## DIRECTIONS FOR THIS TASK
Everything in the listing below should be repeated exactly.

## DATASET RECORDS
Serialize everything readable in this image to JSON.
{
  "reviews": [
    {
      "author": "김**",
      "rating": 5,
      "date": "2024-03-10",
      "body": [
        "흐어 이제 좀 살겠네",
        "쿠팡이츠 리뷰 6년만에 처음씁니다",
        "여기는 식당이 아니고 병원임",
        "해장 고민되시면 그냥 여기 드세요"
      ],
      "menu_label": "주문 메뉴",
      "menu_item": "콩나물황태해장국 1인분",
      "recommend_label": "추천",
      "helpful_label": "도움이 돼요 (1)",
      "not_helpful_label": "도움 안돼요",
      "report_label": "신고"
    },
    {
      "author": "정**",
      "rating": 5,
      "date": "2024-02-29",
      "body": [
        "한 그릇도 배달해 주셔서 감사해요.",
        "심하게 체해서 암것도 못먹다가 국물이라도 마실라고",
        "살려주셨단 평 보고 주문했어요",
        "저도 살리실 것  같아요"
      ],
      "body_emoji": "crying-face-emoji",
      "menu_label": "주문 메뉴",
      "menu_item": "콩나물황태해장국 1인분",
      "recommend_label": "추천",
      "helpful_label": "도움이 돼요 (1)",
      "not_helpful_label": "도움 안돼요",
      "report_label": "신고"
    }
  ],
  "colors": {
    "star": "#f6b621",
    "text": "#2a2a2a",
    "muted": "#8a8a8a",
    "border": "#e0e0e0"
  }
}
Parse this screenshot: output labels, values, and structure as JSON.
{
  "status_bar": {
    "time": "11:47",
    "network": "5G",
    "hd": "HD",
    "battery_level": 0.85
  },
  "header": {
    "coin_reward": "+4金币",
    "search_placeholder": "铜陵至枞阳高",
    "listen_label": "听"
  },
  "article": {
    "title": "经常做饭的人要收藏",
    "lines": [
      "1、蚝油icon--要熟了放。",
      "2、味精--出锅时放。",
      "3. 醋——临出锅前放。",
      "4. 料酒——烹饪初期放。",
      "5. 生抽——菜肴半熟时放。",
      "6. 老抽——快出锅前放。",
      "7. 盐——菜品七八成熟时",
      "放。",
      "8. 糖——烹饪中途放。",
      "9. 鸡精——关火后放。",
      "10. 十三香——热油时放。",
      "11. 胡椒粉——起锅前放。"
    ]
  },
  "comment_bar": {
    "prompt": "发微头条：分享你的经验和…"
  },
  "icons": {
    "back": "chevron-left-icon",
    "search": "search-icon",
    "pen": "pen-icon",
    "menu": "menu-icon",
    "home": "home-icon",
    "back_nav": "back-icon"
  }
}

## OUTPUT OF THE TASK
Serialize everything readable in this image to JSON.
{
  "reviews": [
    {
      "author": "김**",
      "rating": 5,
      "date": "2024-03-10",
      "body": [
        "흐어 이제 좀 살겠네",
        "쿠팡이츠 리뷰 6년만에 처음씁니다",
        "여기는 식당이 아니고 병원임",
        "해장 고민되시면 그냥 여기 드세요"
      ],
      "menu_label": "주문 메뉴",
      "menu_item": "콩나물황태해장국 1인분",
      "recommend_label": "추천",
      "helpful_label": "도움이 돼요 (1)",
      "not_helpful_label": "도움 안돼요",
      "report_label": "신고"
    },
    {
      "author": "정**",
      "rating": 5,
      "date": "2024-02-29",
      "body": [
        "한 그릇도 배달해 주셔서 감사해요.",
        "심하게 체해서 암것도 못먹다가 국물이라도 마실라고",
        "살려주셨단 평 보고 주문했어요",
        "저도 살리실 것  같아요"
      ],
      "body_emoji": "crying-face-emoji",
      "menu_label": "주문 메뉴",
      "menu_item": "콩나물황태해장국 1인분",
      "recommend_label": "추천",
      "helpful_label": "도움이 돼요 (1)",
      "not_helpful_label": "도움 안돼요",
      "report_label": "신고"
    }
  ],
  "colors": {
    "star": "#f6b621",
    "text": "#2a2a2a",
    "muted": "#8a8a8a",
    "border": "#e0e0e0"
  }
}
Parse this screenshot: output labels, values, and structure as JSON.
{
  "status_bar": {
    "time": "11:47",
    "network": "5G",
    "hd": "HD",
    "battery_level": 0.85
  },
  "header": {
    "coin_reward": "+4金币",
    "search_placeholder": "铜陵至枞阳高",
    "listen_label": "听"
  },
  "article": {
    "title": "经常做饭的人要收藏",
    "lines": [
      "1、蚝油icon--要熟了放。",
      "2、味精--出锅时放。",
      "3. 醋——临出锅前放。",
      "4. 料酒——烹饪初期放。",
      "5. 生抽——菜肴半熟时放。",
      "6. 老抽——快出锅前放。",
      "7. 盐——菜品七八成熟时",
      "放。",
      "8. 糖——烹饪中途放。",
      "9. 鸡精——关火后放。",
      "10. 十三香——热油时放。",
      "11. 胡椒粉——起锅前放。"
    ]
  },
  "comment_bar": {
    "prompt": "发微头条：分享你的经验和…"
  },
  "icons": {
    "back": "chevron-left-icon",
    "search": "search-icon",
    "pen": "pen-icon",
    "menu": "menu-icon",
    "home": "home-icon",
    "back_nav": "back-icon"
  }
}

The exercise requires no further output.